The Ishmaels were invoked again in the 1920s, this time on the national stage. Congress was considering the Immigration Restriction Act, which would limit the number of new immigrants by ethnic quota. "The Ishmael family was brought into congressional testimony as an example from the colonial period of what could go wrong if you allowed immigrants to come into the U.S. in an unregulated fashion," says Deutsch. "The argument was, 'Look, if even a great place like Great Britain could produce these people, imagine what a place like Poland or Italy could do.'"

Senator Ellison DuRant Smith also argued in favor of the Immigration Act, declaring during the senate debate, "Thank God we have in America perhaps the largest percentage of any country in the world of the pure, unadulterated Anglo-Saxon stock; certainly the greatest of any nation in the Nordic breed." The legislation was approved by both houses, and signed into law by Calvin Coolidge in 1924.

The World's Fair in Chicago was nearly the last time the Ishmael name was broadcast to the greater American public. World War II rendered eugenics unfashionable — or, as Deutsch suggests, in some cases simply drove it underground. Family studies like the Jukes and the Tribe of Ishmael looked a bit uglier in the afterglow of the Holocaust.

For half a century, the Ishmaels were in the eye of the beholder. But all the while they were real people, weathering the indignities of poverty the best way they knew how.

Nowadays, their descendants live throughout the Midwest, and the stigma of being an Ishmael is erased. "Rather than a cacogenic clan," Deutsch writes, the contemporary Ishmaels are mostly "comfortable middle-class Americans."

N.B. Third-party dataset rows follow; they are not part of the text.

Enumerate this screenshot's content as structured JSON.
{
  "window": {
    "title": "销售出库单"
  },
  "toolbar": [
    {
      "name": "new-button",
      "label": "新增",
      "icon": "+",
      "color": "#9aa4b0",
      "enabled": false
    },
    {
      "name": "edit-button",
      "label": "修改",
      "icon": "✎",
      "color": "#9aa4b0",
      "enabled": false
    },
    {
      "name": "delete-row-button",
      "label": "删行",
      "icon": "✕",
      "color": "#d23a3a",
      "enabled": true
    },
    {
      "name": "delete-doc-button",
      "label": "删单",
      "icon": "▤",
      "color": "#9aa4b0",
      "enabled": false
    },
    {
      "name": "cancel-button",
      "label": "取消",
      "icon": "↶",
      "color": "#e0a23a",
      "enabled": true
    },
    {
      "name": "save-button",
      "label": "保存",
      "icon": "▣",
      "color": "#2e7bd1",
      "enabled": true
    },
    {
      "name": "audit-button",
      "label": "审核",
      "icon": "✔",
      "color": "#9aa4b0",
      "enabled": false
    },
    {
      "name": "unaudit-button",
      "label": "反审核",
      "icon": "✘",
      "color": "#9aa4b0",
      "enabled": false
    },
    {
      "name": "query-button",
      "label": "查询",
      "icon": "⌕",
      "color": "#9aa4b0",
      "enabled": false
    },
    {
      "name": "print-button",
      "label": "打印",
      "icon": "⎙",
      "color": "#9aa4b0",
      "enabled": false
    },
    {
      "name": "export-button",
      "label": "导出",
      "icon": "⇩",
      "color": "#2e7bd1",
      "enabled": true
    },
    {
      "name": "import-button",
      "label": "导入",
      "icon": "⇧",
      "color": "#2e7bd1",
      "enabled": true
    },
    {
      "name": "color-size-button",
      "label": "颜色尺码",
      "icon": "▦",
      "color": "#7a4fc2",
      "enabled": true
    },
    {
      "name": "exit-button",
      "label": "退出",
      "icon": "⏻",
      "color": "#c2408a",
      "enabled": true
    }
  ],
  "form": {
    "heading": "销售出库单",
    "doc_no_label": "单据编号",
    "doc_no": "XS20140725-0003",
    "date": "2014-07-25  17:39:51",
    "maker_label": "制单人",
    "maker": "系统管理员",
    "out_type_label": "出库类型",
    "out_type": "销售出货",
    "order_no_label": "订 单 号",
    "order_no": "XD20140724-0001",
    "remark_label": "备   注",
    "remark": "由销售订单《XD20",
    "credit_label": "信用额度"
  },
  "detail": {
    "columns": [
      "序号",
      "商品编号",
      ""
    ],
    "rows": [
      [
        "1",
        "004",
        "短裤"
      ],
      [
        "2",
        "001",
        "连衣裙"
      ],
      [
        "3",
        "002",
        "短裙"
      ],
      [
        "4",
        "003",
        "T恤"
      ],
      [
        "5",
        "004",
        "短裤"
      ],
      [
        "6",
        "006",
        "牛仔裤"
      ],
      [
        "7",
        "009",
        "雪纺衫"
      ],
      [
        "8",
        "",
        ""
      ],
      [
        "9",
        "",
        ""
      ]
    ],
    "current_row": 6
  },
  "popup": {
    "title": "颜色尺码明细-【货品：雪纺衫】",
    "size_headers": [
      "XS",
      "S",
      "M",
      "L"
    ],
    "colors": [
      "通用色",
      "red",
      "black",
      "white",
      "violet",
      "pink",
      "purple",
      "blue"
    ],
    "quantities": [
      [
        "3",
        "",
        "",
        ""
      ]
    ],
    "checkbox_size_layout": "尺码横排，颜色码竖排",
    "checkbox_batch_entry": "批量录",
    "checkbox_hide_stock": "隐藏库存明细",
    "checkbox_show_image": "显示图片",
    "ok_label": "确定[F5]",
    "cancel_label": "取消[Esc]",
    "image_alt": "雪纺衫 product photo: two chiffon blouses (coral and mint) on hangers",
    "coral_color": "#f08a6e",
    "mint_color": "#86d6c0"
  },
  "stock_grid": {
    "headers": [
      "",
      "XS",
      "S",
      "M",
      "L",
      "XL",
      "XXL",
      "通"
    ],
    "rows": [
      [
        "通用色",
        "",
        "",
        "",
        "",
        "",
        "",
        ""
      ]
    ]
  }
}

They, and thousands of other descendants of poor Upland Southerners demonized at the turn of the century, are living proof that heredity is not predestination—no matter how badly eugenicists wanted to believe in the myth of the worst family in America.